Time to Speak up and Be Heard, Procurement!
In my PI Window on Business Podcast this week (listen here), I shared audio of Mark Hager, an author and a professor at Arizona State University, talking about why people join professional associations and how that is changing.
The interview was loosely based on a paper he wrote on the same subject (you can read it here) and which digs deeper into the idea of private (individual) versus public (collective) motivations for joining an association.
This is a timely topic for two reasons, the obvious one is that the industry is fresh off of an impressive conference marking ISM’s 100th year in operation – an amazing milestone to be sure. The other reason is more troubling, and that is the results of the research Jon has been doing into the finances of the not-for-profit professional associations in the procurement space. It would be an understatement to say that things are not looking good. ISM, CIPS, and NIGP are all on uncertain financial footing, and if you are interested you can find the details behind that generalization on Procurement Insights.
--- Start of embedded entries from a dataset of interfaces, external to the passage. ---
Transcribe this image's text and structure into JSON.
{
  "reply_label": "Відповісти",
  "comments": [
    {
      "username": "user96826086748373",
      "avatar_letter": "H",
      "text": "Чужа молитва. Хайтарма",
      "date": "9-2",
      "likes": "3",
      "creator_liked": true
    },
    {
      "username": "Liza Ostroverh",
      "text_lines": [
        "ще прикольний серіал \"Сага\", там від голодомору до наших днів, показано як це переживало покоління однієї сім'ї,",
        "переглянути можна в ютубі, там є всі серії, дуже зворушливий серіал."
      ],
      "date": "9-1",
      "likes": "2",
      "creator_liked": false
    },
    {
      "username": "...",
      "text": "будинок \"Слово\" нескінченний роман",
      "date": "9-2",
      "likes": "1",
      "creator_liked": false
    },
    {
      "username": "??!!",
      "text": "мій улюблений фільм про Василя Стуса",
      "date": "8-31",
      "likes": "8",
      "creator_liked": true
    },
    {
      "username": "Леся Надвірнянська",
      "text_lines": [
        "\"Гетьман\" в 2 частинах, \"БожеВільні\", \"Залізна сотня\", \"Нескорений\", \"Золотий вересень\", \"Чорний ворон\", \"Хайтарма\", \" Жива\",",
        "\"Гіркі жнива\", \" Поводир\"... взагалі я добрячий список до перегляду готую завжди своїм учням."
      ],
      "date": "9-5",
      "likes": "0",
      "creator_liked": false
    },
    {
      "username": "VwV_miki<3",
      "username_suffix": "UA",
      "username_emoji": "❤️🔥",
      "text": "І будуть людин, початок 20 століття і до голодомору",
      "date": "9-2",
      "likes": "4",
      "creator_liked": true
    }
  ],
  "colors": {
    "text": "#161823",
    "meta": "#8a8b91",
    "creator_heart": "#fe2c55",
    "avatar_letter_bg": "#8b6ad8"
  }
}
In an exchange with Hager about the paper, interview, and podcast (thank goodness for the equalizing force of Twitter) I had the opportunity to ask him what he sees as the future of professional associations – in procurement or otherwise.
Here is our exchange:
@BuyersMeetPoint: Your paper on prof assoc is fascinating. Particularly de Tocqueville's 'enlightened self-interest'
@MHager_ASU: Noticed you'd focused there in your podcast. Many people will say that all interest = self-interest. Maybe something to it!
@BuyersMeetPoint: Seems particularly relevant to variations in generations - Millennials seem naturally 'de Tocquevillian' in their motivations.
@MHager_ASU: I'll guess it won't play out that way. Millennials particularly let down by capitalism, will translate into collectivism.
@BuyersMeetPoint: Do you have any research on the financial stability of not for profit prof assoc or the viability of the model going forward?
@MHager_ASU: No, no study. But member associations bucked the post-WW2 trend in disengagement, and I expect that continues indefinitely.
In a separate exchange involving Jon Hansen (@piblogger1) he also noted…
@MHager_ASU: I think watchdogs are really valuable. But I fear that members care nothing about internal operations of assns.
Maybe it is just me, but I think that’s sad. I’m not saying everyone has to pour over the annual reports from their professional association as soon as they come out, but if you see value in a professional association – whether it is individual or collective value – shouldn’t you be willing to stand up and fight for it to make sure it stays around?
LinkedIn is great and all, but it falls short of an opportunity to bring members of a profession together, either locally or nationally, to learn from each other and improve the reputation of the field. Don’t you think? What will happen if the associations fall away, either because of financial reasons or because they can’t survive the changing priorities of an evolving workforce?